**TASK DIRECTIONS**
Each record that follows should be duplicated exactly, except for its pictures.

═════ INFORMATION GIVEN ═════

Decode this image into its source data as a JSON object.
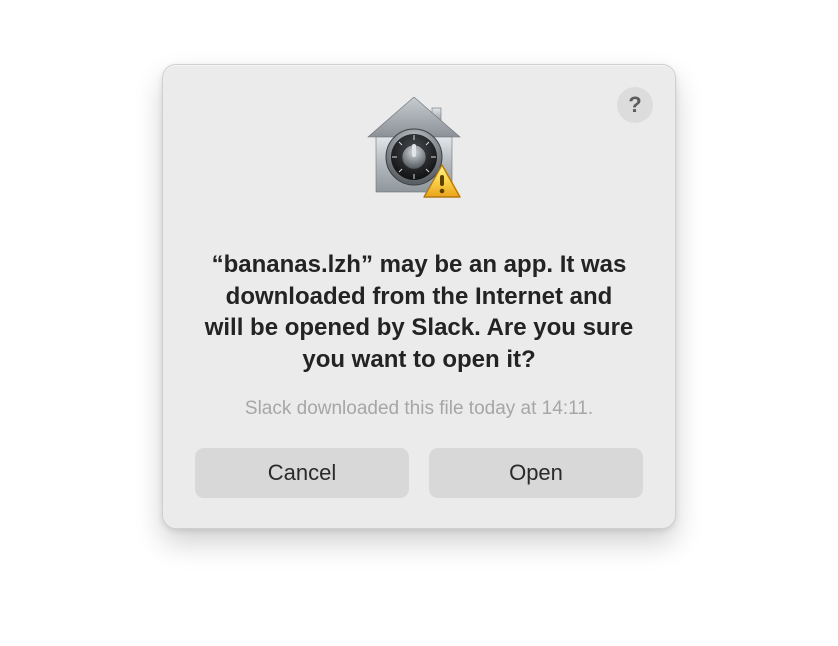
{
  "dialog": {
    "heading": "“bananas.lzh” may be an app. It was downloaded from the Internet and will be opened by Slack. Are you sure you want to open it?",
    "subtext": "Slack downloaded this file today at 14:11.",
    "buttons": {
      "cancel": "Cancel",
      "open": "Open"
    },
    "help_glyph": "?"
  },
  "icons": {
    "main": "gatekeeper-warning",
    "help": "help-icon"
  }
}
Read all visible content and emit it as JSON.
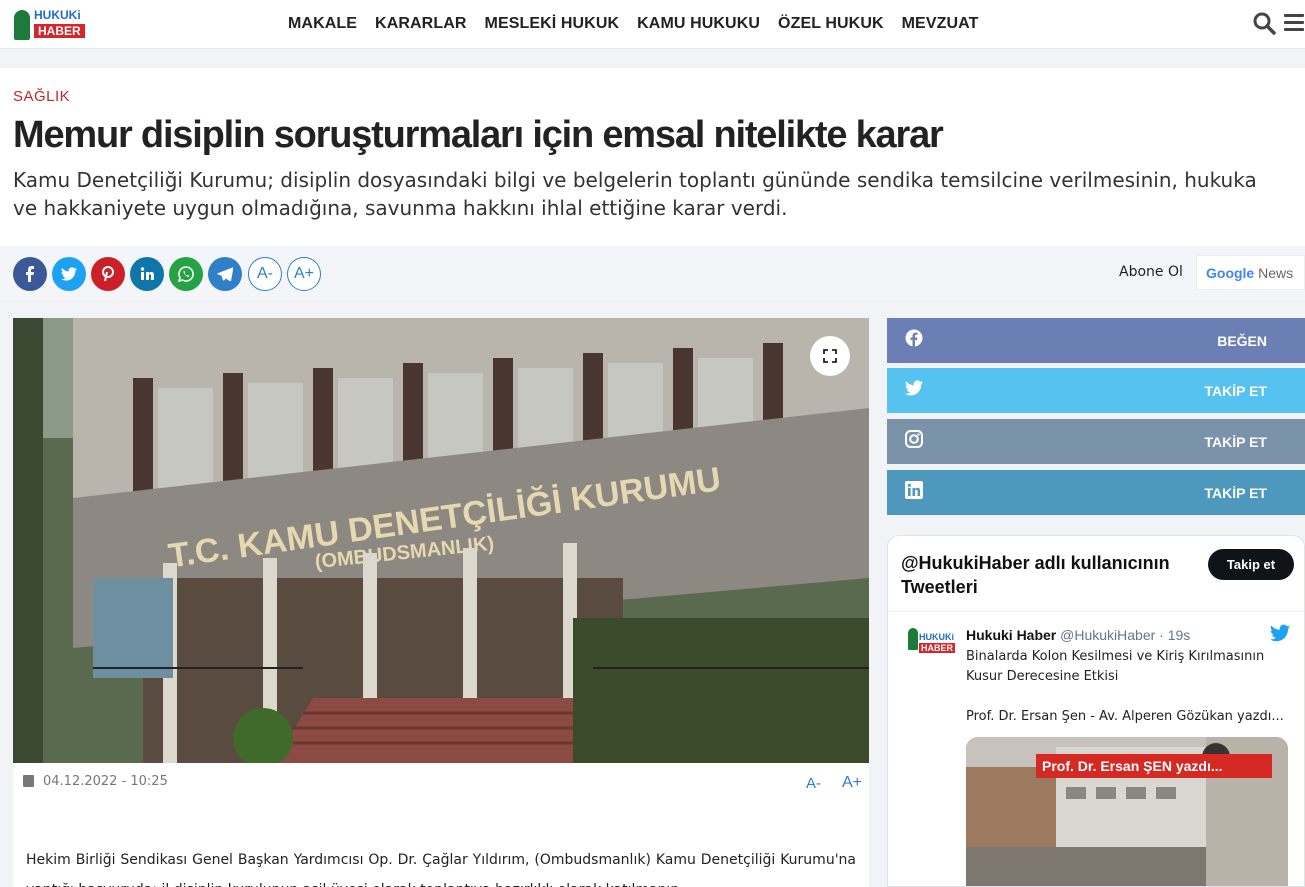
{
  "logo": {
    "line1": "HUKUKi",
    "line2": "HABER"
  },
  "nav": [
    "MAKALE",
    "KARARLAR",
    "MESLEKİ HUKUK",
    "KAMU HUKUKU",
    "ÖZEL HUKUK",
    "MEVZUAT"
  ],
  "article": {
    "category": "SAĞLIK",
    "title": "Memur disiplin soruşturmaları için emsal nitelikte karar",
    "summary": "Kamu Denetçiliği Kurumu; disiplin dosyasındaki bilgi ve belgelerin toplantı gününde sendika temsilcine verilmesinin, hukuka ve hakkaniyete uygun olmadığına, savunma hakkını ihlal ettiğine karar verdi.",
    "date": "04.12.2022 - 10:25",
    "font_minus": "A-",
    "font_plus": "A+",
    "body": "Hekim Birliği Sendikası Genel Başkan Yardımcısı Op. Dr. Çağlar Yıldırım, (Ombudsmanlık) Kamu Denetçiliği Kurumu'na yaptığı başvuruda; il disiplin kurulunun asil üyesi olarak toplantıya hazırlıklı olarak katılmanın"
  },
  "share": {
    "icons": [
      "facebook-icon",
      "twitter-icon",
      "pinterest-icon",
      "linkedin-icon",
      "whatsapp-icon",
      "telegram-icon"
    ],
    "colors": [
      "#3b5998",
      "#1da1f2",
      "#cb2027",
      "#0e76a8",
      "#25a244",
      "#2f80c8"
    ],
    "font_minus": "A-",
    "font_plus": "A+",
    "subscribe": "Abone Ol",
    "gnews_google": "Google",
    "gnews_news": "News"
  },
  "photo": {
    "sign_main": "T.C. KAMU DENETÇİLİĞİ KURUMU",
    "sign_sub": "(OMBUDSMANLIK)"
  },
  "social": [
    {
      "network": "facebook",
      "label": "BEĞEN",
      "color": "#6b7fb5"
    },
    {
      "network": "twitter",
      "label": "TAKİP ET",
      "color": "#55c2ef"
    },
    {
      "network": "instagram",
      "label": "TAKİP ET",
      "color": "#7b93a9"
    },
    {
      "network": "linkedin",
      "label": "TAKİP ET",
      "color": "#4e98bd"
    }
  ],
  "twitter": {
    "title": "@HukukiHaber adlı kullanıcının Tweetleri",
    "follow": "Takip et",
    "name": "Hukuki Haber",
    "handle": "@HukukiHaber · 19s",
    "text": "Binalarda Kolon Kesilmesi ve Kiriş Kırılmasının Kusur Derecesine Etkisi",
    "text2": "Prof. Dr. Ersan Şen - Av. Alperen Gözükan yazdı...",
    "image_banner": "Prof. Dr. Ersan ŞEN    yazdı..."
  }
}
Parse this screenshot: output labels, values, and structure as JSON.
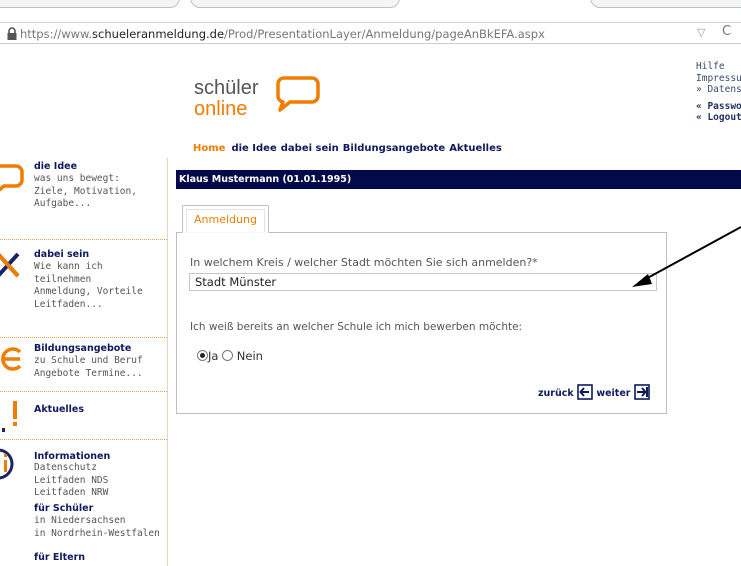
{
  "browser": {
    "url_prefix": "https://www.",
    "url_domain": "schueleranmeldung.de",
    "url_path": "/Prod/PresentationLayer/Anmeldung/pageAnBkEFA.aspx",
    "bookmark_glyph": "▽",
    "reload_glyph": "C"
  },
  "header": {
    "logo_line1": "schüler",
    "logo_line2": "online",
    "brand_color": "#f07d00",
    "toplinks": {
      "hilfe": "Hilfe",
      "impressum": "Impressu",
      "datenschutz": "» Datens",
      "passwort": "« Passwo",
      "logout": "« Logout"
    },
    "nav": [
      "Home",
      "die Idee",
      "dabei sein",
      "Bildungsangebote",
      "Aktuelles"
    ]
  },
  "sidebar": {
    "idee": {
      "title": "die Idee",
      "desc": [
        "was uns bewegt:",
        "Ziele, Motivation,",
        "Aufgabe..."
      ]
    },
    "dabei": {
      "title": "dabei sein",
      "desc": [
        "Wie kann ich",
        "teilnehmen",
        "Anmeldung, Vorteile",
        "Leitfaden..."
      ]
    },
    "bildung": {
      "title": "Bildungsangebote",
      "desc": [
        "zu Schule und Beruf",
        "Angebote Termine..."
      ]
    },
    "aktuelles": {
      "title": "Aktuelles"
    },
    "info": {
      "title": "Informationen",
      "desc": [
        "Datenschutz",
        "Leitfaden NDS",
        "Leitfaden NRW"
      ],
      "schueler_title": "für Schüler",
      "schueler_desc": [
        "in Niedersachsen",
        "in Nordrhein-Westfalen"
      ],
      "eltern_title": "für Eltern"
    }
  },
  "main": {
    "user": "Klaus Mustermann (01.01.1995)",
    "tab_label": "Anmeldung",
    "question1": "In welchem Kreis / welcher Stadt möchten Sie sich anmelden?*",
    "city_selected": "Stadt Münster",
    "question2": "Ich weiß bereits an welcher Schule ich mich bewerben möchte:",
    "radio_yes": "Ja",
    "radio_no": "Nein",
    "radio_selected": "Ja",
    "back_label": "zurück",
    "next_label": "weiter"
  }
}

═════

**TASK ANSWER**
Decode this image into its source data as a JSON object.
{
  "dialog": {
    "heading": "“bananas.lzh” may be an app. It was downloaded from the Internet and will be opened by Slack. Are you sure you want to open it?",
    "subtext": "Slack downloaded this file today at 14:11.",
    "buttons": {
      "cancel": "Cancel",
      "open": "Open"
    },
    "help_glyph": "?"
  },
  "icons": {
    "main": "gatekeeper-warning",
    "help": "help-icon"
  }
}
Read all visible content and emit it as JSON.
{
  "logo": {
    "line1": "HUKUKi",
    "line2": "HABER"
  },
  "nav": [
    "MAKALE",
    "KARARLAR",
    "MESLEKİ HUKUK",
    "KAMU HUKUKU",
    "ÖZEL HUKUK",
    "MEVZUAT"
  ],
  "article": {
    "category": "SAĞLIK",
    "title": "Memur disiplin soruşturmaları için emsal nitelikte karar",
    "summary": "Kamu Denetçiliği Kurumu; disiplin dosyasındaki bilgi ve belgelerin toplantı gününde sendika temsilcine verilmesinin, hukuka ve hakkaniyete uygun olmadığına, savunma hakkını ihlal ettiğine karar verdi.",
    "date": "04.12.2022 - 10:25",
    "font_minus": "A-",
    "font_plus": "A+",
    "body": "Hekim Birliği Sendikası Genel Başkan Yardımcısı Op. Dr. Çağlar Yıldırım, (Ombudsmanlık) Kamu Denetçiliği Kurumu'na yaptığı başvuruda; il disiplin kurulunun asil üyesi olarak toplantıya hazırlıklı olarak katılmanın"
  },
  "share": {
    "icons": [
      "facebook-icon",
      "twitter-icon",
      "pinterest-icon",
      "linkedin-icon",
      "whatsapp-icon",
      "telegram-icon"
    ],
    "colors": [
      "#3b5998",
      "#1da1f2",
      "#cb2027",
      "#0e76a8",
      "#25a244",
      "#2f80c8"
    ],
    "font_minus": "A-",
    "font_plus": "A+",
    "subscribe": "Abone Ol",
    "gnews_google": "Google",
    "gnews_news": "News"
  },
  "photo": {
    "sign_main": "T.C. KAMU DENETÇİLİĞİ KURUMU",
    "sign_sub": "(OMBUDSMANLIK)"
  },
  "social": [
    {
      "network": "facebook",
      "label": "BEĞEN",
      "color": "#6b7fb5"
    },
    {
      "network": "twitter",
      "label": "TAKİP ET",
      "color": "#55c2ef"
    },
    {
      "network": "instagram",
      "label": "TAKİP ET",
      "color": "#7b93a9"
    },
    {
      "network": "linkedin",
      "label": "TAKİP ET",
      "color": "#4e98bd"
    }
  ],
  "twitter": {
    "title": "@HukukiHaber adlı kullanıcının Tweetleri",
    "follow": "Takip et",
    "name": "Hukuki Haber",
    "handle": "@HukukiHaber · 19s",
    "text": "Binalarda Kolon Kesilmesi ve Kiriş Kırılmasının Kusur Derecesine Etkisi",
    "text2": "Prof. Dr. Ersan Şen - Av. Alperen Gözükan yazdı...",
    "image_banner": "Prof. Dr. Ersan ŞEN    yazdı..."
  }
}
Parse this screenshot: output labels, values, and structure as JSON.
{
  "browser": {
    "url_prefix": "https://www.",
    "url_domain": "schueleranmeldung.de",
    "url_path": "/Prod/PresentationLayer/Anmeldung/pageAnBkEFA.aspx",
    "bookmark_glyph": "▽",
    "reload_glyph": "C"
  },
  "header": {
    "logo_line1": "schüler",
    "logo_line2": "online",
    "brand_color": "#f07d00",
    "toplinks": {
      "hilfe": "Hilfe",
      "impressum": "Impressu",
      "datenschutz": "» Datens",
      "passwort": "« Passwo",
      "logout": "« Logout"
    },
    "nav": [
      "Home",
      "die Idee",
      "dabei sein",
      "Bildungsangebote",
      "Aktuelles"
    ]
  },
  "sidebar": {
    "idee": {
      "title": "die Idee",
      "desc": [
        "was uns bewegt:",
        "Ziele, Motivation,",
        "Aufgabe..."
      ]
    },
    "dabei": {
      "title": "dabei sein",
      "desc": [
        "Wie kann ich",
        "teilnehmen",
        "Anmeldung, Vorteile",
        "Leitfaden..."
      ]
    },
    "bildung": {
      "title": "Bildungsangebote",
      "desc": [
        "zu Schule und Beruf",
        "Angebote Termine..."
      ]
    },
    "aktuelles": {
      "title": "Aktuelles"
    },
    "info": {
      "title": "Informationen",
      "desc": [
        "Datenschutz",
        "Leitfaden NDS",
        "Leitfaden NRW"
      ],
      "schueler_title": "für Schüler",
      "schueler_desc": [
        "in Niedersachsen",
        "in Nordrhein-Westfalen"
      ],
      "eltern_title": "für Eltern"
    }
  },
  "main": {
    "user": "Klaus Mustermann (01.01.1995)",
    "tab_label": "Anmeldung",
    "question1": "In welchem Kreis / welcher Stadt möchten Sie sich anmelden?*",
    "city_selected": "Stadt Münster",
    "question2": "Ich weiß bereits an welcher Schule ich mich bewerben möchte:",
    "radio_yes": "Ja",
    "radio_no": "Nein",
    "radio_selected": "Ja",
    "back_label": "zurück",
    "next_label": "weiter"
  }
}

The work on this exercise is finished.